The Cannon Lecture Series was established in 1980 in memory of former Toledo attorney Joseph A. Cannon through a generous gift from hisfamily and friends. The lecture series is intended to provide an opportunity for the College of Law, the University and the greater Toledo community to host individuals of national prominence who, in discussing questions of law and society, will emphasize the humanistic dimension as well as the limitations of our legal system.

Click here to download a photo of Gertner.

For more information or contact Rachel Phipps, assistant to the dean for communications in the UT College of Law at 419.530.2628 or

Hundreds to return to UT to celebrate new alumni pavilion Sept. 13

Nearly 700 community members, alumni and friends will return to their alma mater as The University of Toledo dedicates its new William and Carol Koester Alumni Pavilion at 6 p.m. Thursday, Sept. 13, just west of the Glass Bowl. (Picture: Workers finalize construction)

“Carol and I saw this pavilion as an opportunity to honor University of Toledo alumni: People who represent the legacy of this institution and demonstrate the success of its educational mission,” said William Koester, who is entering his final year on UT’s Board of Trustees and is serving as board chair. “We both earned degrees from UT and just love the place. We wanted to give something back.”

Designed by SSOE Group, the outside of the pavilion area will hold plaques recognizing Gold T, Blue T and Edward H. Schmidt Outstanding Young Alumni award recipients, past Alumni Association presidents, and outstanding chapters, affiliates and volunteers.

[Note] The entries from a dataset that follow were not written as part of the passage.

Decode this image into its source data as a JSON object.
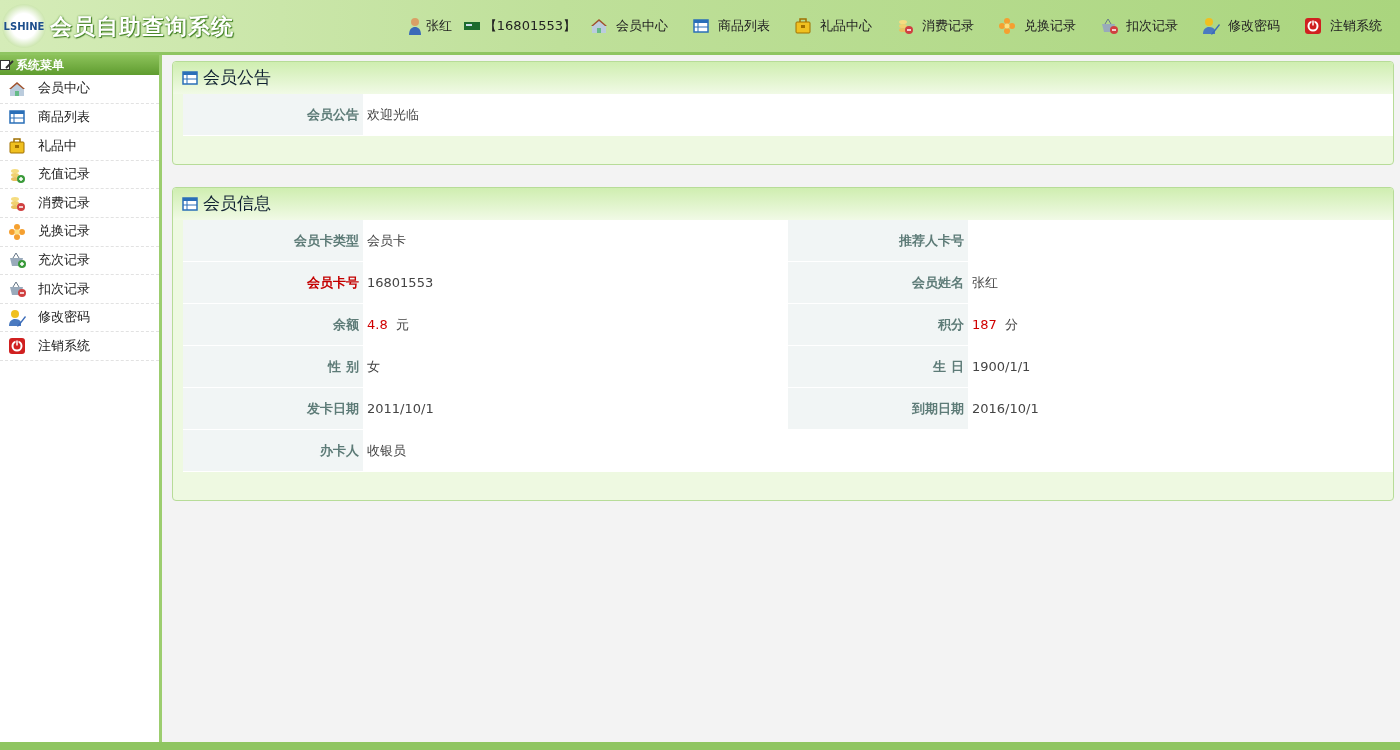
{
  "header": {
    "logo_text": "LSHINE",
    "title": "会员自助查询系统",
    "user_name": "张红",
    "card_number": "【16801553】",
    "nav": [
      {
        "label": "会员中心",
        "kind": "house"
      },
      {
        "label": "商品列表",
        "kind": "table"
      },
      {
        "label": "礼品中心",
        "kind": "bag"
      },
      {
        "label": "消费记录",
        "kind": "coins-minus"
      },
      {
        "label": "兑换记录",
        "kind": "flower"
      },
      {
        "label": "扣次记录",
        "kind": "basket-minus"
      },
      {
        "label": "修改密码",
        "kind": "pencil"
      },
      {
        "label": "注销系统",
        "kind": "power"
      }
    ]
  },
  "sidebar": {
    "title": "系统菜单",
    "items": [
      {
        "label": "会员中心",
        "kind": "house"
      },
      {
        "label": "商品列表",
        "kind": "table"
      },
      {
        "label": "礼品中",
        "kind": "bag"
      },
      {
        "label": "充值记录",
        "kind": "coins-plus"
      },
      {
        "label": "消费记录",
        "kind": "coins-minus"
      },
      {
        "label": "兑换记录",
        "kind": "flower"
      },
      {
        "label": "充次记录",
        "kind": "basket-plus"
      },
      {
        "label": "扣次记录",
        "kind": "basket-minus"
      },
      {
        "label": "修改密码",
        "kind": "pencil"
      },
      {
        "label": "注销系统",
        "kind": "power"
      }
    ]
  },
  "notice_panel": {
    "title": "会员公告",
    "label": "会员公告",
    "text": "欢迎光临"
  },
  "info_panel": {
    "title": "会员信息",
    "fields": [
      {
        "label": "会员卡类型",
        "value": "会员卡",
        "label_alert": false,
        "value_alert": false
      },
      {
        "label": "推荐人卡号",
        "label_alert": false
      },
      {
        "label": "会员卡号",
        "value": "16801553",
        "label_alert": true,
        "value_alert": false
      },
      {
        "label": "会员姓名",
        "value": "张红",
        "label_alert": false,
        "value_alert": false
      },
      {
        "label": "余额",
        "value": "4.8",
        "unit": "元",
        "label_alert": false,
        "value_alert": true
      },
      {
        "label": "积分",
        "value": "187",
        "unit": "分",
        "label_alert": false,
        "value_alert": true
      },
      {
        "label": "性 别",
        "value": "女",
        "label_alert": false,
        "value_alert": false
      },
      {
        "label": "生 日",
        "value": "1900/1/1",
        "label_alert": false,
        "value_alert": false
      },
      {
        "label": "发卡日期",
        "value": "2011/10/1",
        "label_alert": false,
        "value_alert": false
      },
      {
        "label": "到期日期",
        "value": "2016/10/1",
        "label_alert": false,
        "value_alert": false
      },
      {
        "label": "办卡人",
        "value": "收银员",
        "label_alert": false,
        "value_alert": false
      }
    ]
  }
}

The pavilion will be outfitted with food and beverage stations, as well as a sound system.

SSOE Group, a global engineering, procurement and construction management firm headquartered in Toledo, has made an in-kind contribution to donate the architectural design along with all engineering for the pavilion and entry complex. In total, the 13,000-square-foot $1.1 million pavilion and plaza has been built with no taxpayer money.

“Our initial plan was to raise money this year and construct the pavilion next year,” said Dan Saevig, UT associate vice president for alumni relations. “But because of the generosity of the Koesters, of SSOE and of so many alumni, we plan to be up and running for the Sept. 15 game versus Bowling Green.”

Tony Damon, president and CEO of the SSOE Group, congratulated UT on this successful project.

“SSOE has been a proud supporter of The University of Toledo since our founding in 1948,” Damon said. “Our remarkable partnership with the University was built on the legacy of our founder Al Samborn, a 1939 UT alumnus, whose professionalism and commitment to engineering education was exemplified by his many years teaching at UT.

“That cooperation continues today as SSOE is one of the largest employers of the University’s engineering students and graduates. Our $94,000 contribution to this project was yet another way for SSOE to show our continued support and gratitude, and when combined with other giving caps afive-year program of donations in excess of $700,000.”

The pavilion sits on a large plaza, named in honor of Chuck and Jackie Sullivan and comprised of hundreds of bricks donated by UT alumni and friends. Additionally, the Pavilion’s Rocket Station is named in honor of the UT Women & Philanthropy organization. Eighteen named pillars will support the structure, and 13 named benches will ring the plaza’s exterior.

In all, more than 100 alumni, organizations and friends of the University have donated $1,000 or more to the effort, Saevig said, and thousands more have contributed.

All are welcome to attend the dedication but are required to RSVP due to an expected large turnout.

To RSVP, contact the Office of Special Events at 419.530.2200 or

Parking for the event will be available north and south of the Glass Bowl in lots 9 and 10, which will close Thursday at 6:45.

Media Coverage
The Blade (Sept. 12, 2012)